Filter the entries down to the lines containing "Output", and copy those lines.

▸ **Material to process**
##########
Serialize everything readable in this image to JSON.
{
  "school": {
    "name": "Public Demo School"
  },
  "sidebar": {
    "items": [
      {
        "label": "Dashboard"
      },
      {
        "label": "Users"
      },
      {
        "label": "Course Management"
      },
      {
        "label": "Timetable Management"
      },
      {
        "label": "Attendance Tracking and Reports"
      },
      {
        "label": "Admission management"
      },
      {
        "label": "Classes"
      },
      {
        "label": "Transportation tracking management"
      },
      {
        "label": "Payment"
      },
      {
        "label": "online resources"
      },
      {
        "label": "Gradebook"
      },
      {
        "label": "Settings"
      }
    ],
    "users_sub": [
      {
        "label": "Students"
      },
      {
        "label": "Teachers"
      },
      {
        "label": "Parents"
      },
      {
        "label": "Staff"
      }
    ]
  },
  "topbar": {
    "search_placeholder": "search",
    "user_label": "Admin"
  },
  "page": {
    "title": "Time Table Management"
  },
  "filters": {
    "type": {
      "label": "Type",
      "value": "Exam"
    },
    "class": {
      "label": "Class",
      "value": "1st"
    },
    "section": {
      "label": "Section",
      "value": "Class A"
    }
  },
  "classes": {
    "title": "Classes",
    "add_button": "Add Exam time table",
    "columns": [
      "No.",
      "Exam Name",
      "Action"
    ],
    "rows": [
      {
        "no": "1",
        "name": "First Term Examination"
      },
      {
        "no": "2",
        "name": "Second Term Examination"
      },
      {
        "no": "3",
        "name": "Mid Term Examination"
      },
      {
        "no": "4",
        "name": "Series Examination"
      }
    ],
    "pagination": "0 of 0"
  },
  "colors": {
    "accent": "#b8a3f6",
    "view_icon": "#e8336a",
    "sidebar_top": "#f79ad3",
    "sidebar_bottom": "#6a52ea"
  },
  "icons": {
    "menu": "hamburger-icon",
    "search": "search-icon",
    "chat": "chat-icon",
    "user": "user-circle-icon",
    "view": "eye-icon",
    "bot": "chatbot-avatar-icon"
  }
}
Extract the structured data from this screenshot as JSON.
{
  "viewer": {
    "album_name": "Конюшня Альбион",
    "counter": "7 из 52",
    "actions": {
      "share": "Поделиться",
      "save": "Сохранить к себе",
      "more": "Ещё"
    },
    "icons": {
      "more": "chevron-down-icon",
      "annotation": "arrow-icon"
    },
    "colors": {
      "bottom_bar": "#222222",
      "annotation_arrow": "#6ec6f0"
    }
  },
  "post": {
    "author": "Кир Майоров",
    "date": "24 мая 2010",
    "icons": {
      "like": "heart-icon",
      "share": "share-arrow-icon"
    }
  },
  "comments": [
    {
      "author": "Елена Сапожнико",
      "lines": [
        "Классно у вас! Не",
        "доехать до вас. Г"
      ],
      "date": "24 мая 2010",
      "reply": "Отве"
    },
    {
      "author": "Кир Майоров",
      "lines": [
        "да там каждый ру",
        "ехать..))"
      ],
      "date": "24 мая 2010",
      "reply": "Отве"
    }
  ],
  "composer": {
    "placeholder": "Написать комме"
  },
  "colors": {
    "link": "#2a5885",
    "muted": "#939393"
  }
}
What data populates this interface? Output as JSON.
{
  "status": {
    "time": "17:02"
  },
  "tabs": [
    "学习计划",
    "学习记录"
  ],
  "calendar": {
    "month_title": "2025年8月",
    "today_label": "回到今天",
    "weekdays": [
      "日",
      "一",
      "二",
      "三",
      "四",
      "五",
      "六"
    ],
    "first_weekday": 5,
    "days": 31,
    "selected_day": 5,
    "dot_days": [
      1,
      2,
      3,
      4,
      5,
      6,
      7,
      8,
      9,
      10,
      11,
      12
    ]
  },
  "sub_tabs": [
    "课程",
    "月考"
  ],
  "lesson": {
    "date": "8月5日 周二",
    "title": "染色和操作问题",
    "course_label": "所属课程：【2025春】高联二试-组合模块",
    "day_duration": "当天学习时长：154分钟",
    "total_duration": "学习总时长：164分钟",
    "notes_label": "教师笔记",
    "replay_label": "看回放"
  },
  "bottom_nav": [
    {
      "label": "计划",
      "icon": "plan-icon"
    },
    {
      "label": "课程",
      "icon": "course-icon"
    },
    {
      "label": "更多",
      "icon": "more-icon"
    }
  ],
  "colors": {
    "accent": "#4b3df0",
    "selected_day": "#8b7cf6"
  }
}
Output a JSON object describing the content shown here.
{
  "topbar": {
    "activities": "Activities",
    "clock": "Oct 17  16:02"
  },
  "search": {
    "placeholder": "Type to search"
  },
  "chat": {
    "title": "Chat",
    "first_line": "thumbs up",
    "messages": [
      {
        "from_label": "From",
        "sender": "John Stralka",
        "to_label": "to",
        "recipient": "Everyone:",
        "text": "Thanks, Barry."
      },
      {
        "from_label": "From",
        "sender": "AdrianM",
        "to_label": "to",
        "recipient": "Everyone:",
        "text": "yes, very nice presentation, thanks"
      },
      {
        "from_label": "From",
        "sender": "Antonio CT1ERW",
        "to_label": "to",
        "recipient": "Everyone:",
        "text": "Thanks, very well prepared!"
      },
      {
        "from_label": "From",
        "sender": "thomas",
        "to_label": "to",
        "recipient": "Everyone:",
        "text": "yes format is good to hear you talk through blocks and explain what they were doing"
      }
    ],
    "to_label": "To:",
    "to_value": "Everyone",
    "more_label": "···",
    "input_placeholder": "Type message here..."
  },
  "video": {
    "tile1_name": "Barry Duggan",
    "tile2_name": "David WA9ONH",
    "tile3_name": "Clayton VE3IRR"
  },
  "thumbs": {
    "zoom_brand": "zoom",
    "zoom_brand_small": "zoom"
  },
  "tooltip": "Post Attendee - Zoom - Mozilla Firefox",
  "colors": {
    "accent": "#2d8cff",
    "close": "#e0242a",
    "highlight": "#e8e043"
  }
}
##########
▸ **Result of the exercise**
What data populates this interface? Output as JSON.
Output a JSON object describing the content shown here.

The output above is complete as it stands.